Critics of this latest merger include farmers and ranchers, faith and consumer groups, and senators, including Chuck Grassley (R-Iowa), who wrote to the Justice Department about loss of competition and consumer choice. In the end, the Department required Tyson to sell off a small division that directly competes with Hillshire to buy sows from farmers, over concerns that the combined companies would dramatically reduce the options—and therefore the prices—for farmers trying to sell their hogs.
The move was vitally important for farmers in an already highly concentrated industry, but additional questions about the impact on consumer prices and increased vertical integration were left unanswered. In a statement following the merger approval, National Farmers Union President Roger Johnson pointed out, “Antitrust laws were put on the books to keep powerful industries–like the meat industry–from being overly consolidated. Yet nearly every merger request they file is approved by the Department of Justice. As a result, the meat industry grows more powerful by the day and the family farmer continues to get squeezed.”
And it’s not just meat. Consumer group Food & Water Watch follows food industry mergers and Executive Director Wenonah Hauter says that in food and agriculture, “the Justice Department never blocks mergers and rarely offers significant divestments.” It is a similar story from airlines to hospitals to grocery stores–and with the proposed Time Warner Cable/Comcast merger on the horizon, set to create the largest internet company in the country, the way the Justice Department considers–or fails to consider–the consumer impact of big mergers affects us all, whether or not we eat frozen breakfast sandwiches.
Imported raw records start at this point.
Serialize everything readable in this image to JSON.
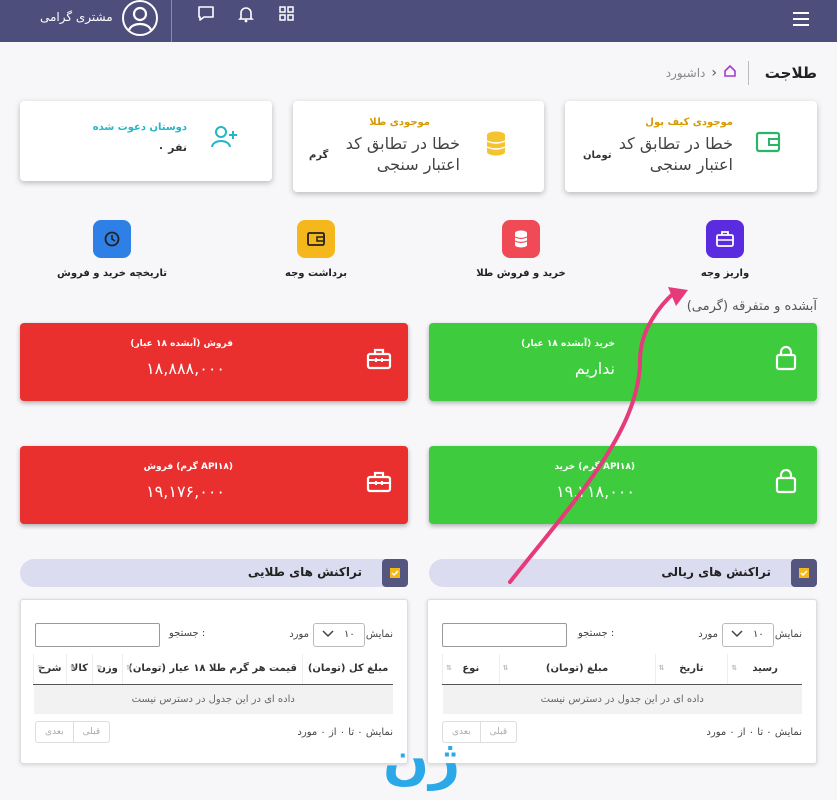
{
  "topbar": {
    "user_name": "مشتری گرامی"
  },
  "header": {
    "brand": "طلاجت",
    "breadcrumb": "داشبورد"
  },
  "cards": {
    "wallet": {
      "title": "موجودی کیف پول",
      "value_line1": "خطا در تطابق کد",
      "value_line2": "اعتبار سنجی",
      "unit": "تومان"
    },
    "gold": {
      "title": "موجودی طلا",
      "value_line1": "خطا در تطابق کد",
      "value_line2": "اعتبار سنجی",
      "unit": "گرم"
    },
    "invites": {
      "title": "دوستان دعوت شده",
      "value": "۰ نفر"
    }
  },
  "quick_actions": [
    {
      "label": "واریز وجه",
      "color": "#5b2be0",
      "icon": "briefcase-icon"
    },
    {
      "label": "خرید و فروش طلا",
      "color": "#ef4a55",
      "icon": "database-icon"
    },
    {
      "label": "برداشت وجه",
      "color": "#f4b81c",
      "icon": "wallet-icon"
    },
    {
      "label": "تاریخچه خرید و فروش",
      "color": "#2e7fe6",
      "icon": "history-icon"
    }
  ],
  "price_section": {
    "title": "آبشده و متفرقه (گرمی)"
  },
  "tiles": {
    "buy_abshode": {
      "title": "خرید (آبشده ۱۸ عیار)",
      "value": "نداریم"
    },
    "sell_abshode": {
      "title": "فروش (آبشده ۱۸ عیار)",
      "value": "۱۸,۸۸۸,۰۰۰"
    },
    "buy_gram": {
      "title": "خرید (گرم API۱۸)",
      "value": "۱۹,۲۱۸,۰۰۰"
    },
    "sell_gram": {
      "title": "فروش (گرم API۱۸)",
      "value": "۱۹,۱۷۶,۰۰۰"
    }
  },
  "colors": {
    "green": "#3ecb3e",
    "red": "#ea2f2f",
    "topbar": "#4d4e7b",
    "arrow": "#e63a7a"
  },
  "rial_table": {
    "title": "تراکنش های ریالی",
    "show_label": "نمایش",
    "page_size": "۱۰",
    "items_label": "مورد",
    "search_label": "جستجو :",
    "columns": [
      "نوع",
      "مبلغ (تومان)",
      "تاریخ",
      "رسید"
    ],
    "empty": "داده ای در این جدول در دسترس نیست",
    "info": "نمایش ۰ تا ۰ از ۰ مورد",
    "prev": "قبلی",
    "next": "بعدی"
  },
  "gold_table": {
    "title": "تراکنش های طلایی",
    "show_label": "نمایش",
    "page_size": "۱۰",
    "items_label": "مورد",
    "search_label": "جستجو :",
    "columns": [
      "شرح",
      "کالا",
      "وزن",
      "قیمت هر گرم طلا ۱۸ عیار (تومان)",
      "مبلغ کل (تومان)"
    ],
    "empty": "داده ای در این جدول در دسترس نیست",
    "info": "نمایش ۰ تا ۰ از ۰ مورد",
    "prev": "قبلی",
    "next": "بعدی"
  }
}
5. Tyson will save money, consumers not so much.
While consolidation has pushed down the prices farmers are paid for hogs over the past few decades, these savings are rarely passed along to consumers; the meatpackers and retailers are pocketing the difference. USDA and independent economists studying the pork industry have found that, likely due to the extraordinary concentration already in the industry, consumer pork prices are particularly “sticky,” meaning that consumers pay more when hog prices are high, but when farm prices drop, grocery store prices do not fall as quickly or completely. The price of bacon and processed pork has gone up recently because of Porcine Epidemic Diarrhea Virus (or PEDv), a widespread disease affecting piglets, and, according to Hauter, “a larger Tyson can capitalize on this rising price trend but will have little incentive to lower prices when hog costs decline.” Organic pork, already more expensive, has also been hit by the disease, and will likely increase in price as well.
In a statement when the merger was announced in July, Tyson CEO Donnie Smith touted that the combined firm will “ensure more choices for our customers and consumers.” And he’s right. If by that he means the choice between a Pancake and Turkey Sausage Griddler or a Jimmy Dean Ham and Cheese Croissant Sandwich.